The input:

□ □ □ □ □ □ □

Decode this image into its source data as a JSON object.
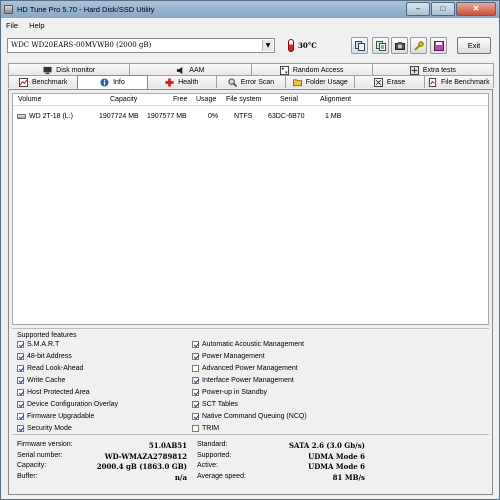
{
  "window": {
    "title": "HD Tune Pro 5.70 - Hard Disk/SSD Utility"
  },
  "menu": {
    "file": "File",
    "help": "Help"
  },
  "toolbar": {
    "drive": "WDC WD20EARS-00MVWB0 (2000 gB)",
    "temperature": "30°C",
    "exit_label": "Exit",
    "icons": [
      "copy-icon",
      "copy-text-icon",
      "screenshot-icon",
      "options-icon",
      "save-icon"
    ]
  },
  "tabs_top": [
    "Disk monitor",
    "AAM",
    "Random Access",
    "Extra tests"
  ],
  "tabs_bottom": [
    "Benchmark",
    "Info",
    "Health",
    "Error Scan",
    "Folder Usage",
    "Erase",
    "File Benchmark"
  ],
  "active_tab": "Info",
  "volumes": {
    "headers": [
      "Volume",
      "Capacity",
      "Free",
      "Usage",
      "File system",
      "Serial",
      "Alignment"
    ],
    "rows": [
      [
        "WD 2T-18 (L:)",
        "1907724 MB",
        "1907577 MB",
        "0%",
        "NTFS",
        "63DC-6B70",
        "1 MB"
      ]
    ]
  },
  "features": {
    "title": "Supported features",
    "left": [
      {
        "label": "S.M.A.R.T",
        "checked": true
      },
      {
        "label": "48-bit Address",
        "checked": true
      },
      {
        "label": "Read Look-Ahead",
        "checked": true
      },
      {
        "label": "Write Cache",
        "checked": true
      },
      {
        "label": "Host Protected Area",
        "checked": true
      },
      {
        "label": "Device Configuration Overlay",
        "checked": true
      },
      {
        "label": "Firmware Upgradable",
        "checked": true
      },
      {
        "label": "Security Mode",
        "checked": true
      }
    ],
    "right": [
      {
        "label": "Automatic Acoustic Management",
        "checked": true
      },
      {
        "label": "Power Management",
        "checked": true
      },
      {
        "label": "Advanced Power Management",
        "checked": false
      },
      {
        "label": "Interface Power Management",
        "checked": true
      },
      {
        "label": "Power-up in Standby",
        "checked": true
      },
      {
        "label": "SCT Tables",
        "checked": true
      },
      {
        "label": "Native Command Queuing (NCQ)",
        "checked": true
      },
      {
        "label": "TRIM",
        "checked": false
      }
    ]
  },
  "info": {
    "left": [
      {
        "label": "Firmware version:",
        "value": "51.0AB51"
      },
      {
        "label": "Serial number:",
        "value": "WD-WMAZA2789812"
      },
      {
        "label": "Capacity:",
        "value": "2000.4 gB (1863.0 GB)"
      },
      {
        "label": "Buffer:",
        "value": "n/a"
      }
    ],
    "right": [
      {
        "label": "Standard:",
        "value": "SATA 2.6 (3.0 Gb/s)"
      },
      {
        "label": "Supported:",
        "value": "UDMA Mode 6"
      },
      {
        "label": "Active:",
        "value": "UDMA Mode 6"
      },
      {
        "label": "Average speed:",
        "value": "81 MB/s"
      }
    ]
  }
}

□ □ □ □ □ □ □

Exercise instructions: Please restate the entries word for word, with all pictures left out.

Response below:
Decode this image into its source data as a JSON object.
{
  "window": {
    "title": "HD Tune Pro 5.70 - Hard Disk/SSD Utility"
  },
  "menu": {
    "file": "File",
    "help": "Help"
  },
  "toolbar": {
    "drive": "WDC WD20EARS-00MVWB0 (2000 gB)",
    "temperature": "30°C",
    "exit_label": "Exit",
    "icons": [
      "copy-icon",
      "copy-text-icon",
      "screenshot-icon",
      "options-icon",
      "save-icon"
    ]
  },
  "tabs_top": [
    "Disk monitor",
    "AAM",
    "Random Access",
    "Extra tests"
  ],
  "tabs_bottom": [
    "Benchmark",
    "Info",
    "Health",
    "Error Scan",
    "Folder Usage",
    "Erase",
    "File Benchmark"
  ],
  "active_tab": "Info",
  "volumes": {
    "headers": [
      "Volume",
      "Capacity",
      "Free",
      "Usage",
      "File system",
      "Serial",
      "Alignment"
    ],
    "rows": [
      [
        "WD 2T-18 (L:)",
        "1907724 MB",
        "1907577 MB",
        "0%",
        "NTFS",
        "63DC-6B70",
        "1 MB"
      ]
    ]
  },
  "features": {
    "title": "Supported features",
    "left": [
      {
        "label": "S.M.A.R.T",
        "checked": true
      },
      {
        "label": "48-bit Address",
        "checked": true
      },
      {
        "label": "Read Look-Ahead",
        "checked": true
      },
      {
        "label": "Write Cache",
        "checked": true
      },
      {
        "label": "Host Protected Area",
        "checked": true
      },
      {
        "label": "Device Configuration Overlay",
        "checked": true
      },
      {
        "label": "Firmware Upgradable",
        "checked": true
      },
      {
        "label": "Security Mode",
        "checked": true
      }
    ],
    "right": [
      {
        "label": "Automatic Acoustic Management",
        "checked": true
      },
      {
        "label": "Power Management",
        "checked": true
      },
      {
        "label": "Advanced Power Management",
        "checked": false
      },
      {
        "label": "Interface Power Management",
        "checked": true
      },
      {
        "label": "Power-up in Standby",
        "checked": true
      },
      {
        "label": "SCT Tables",
        "checked": true
      },
      {
        "label": "Native Command Queuing (NCQ)",
        "checked": true
      },
      {
        "label": "TRIM",
        "checked": false
      }
    ]
  },
  "info": {
    "left": [
      {
        "label": "Firmware version:",
        "value": "51.0AB51"
      },
      {
        "label": "Serial number:",
        "value": "WD-WMAZA2789812"
      },
      {
        "label": "Capacity:",
        "value": "2000.4 gB (1863.0 GB)"
      },
      {
        "label": "Buffer:",
        "value": "n/a"
      }
    ],
    "right": [
      {
        "label": "Standard:",
        "value": "SATA 2.6 (3.0 Gb/s)"
      },
      {
        "label": "Supported:",
        "value": "UDMA Mode 6"
      },
      {
        "label": "Active:",
        "value": "UDMA Mode 6"
      },
      {
        "label": "Average speed:",
        "value": "81 MB/s"
      }
    ]
  }
}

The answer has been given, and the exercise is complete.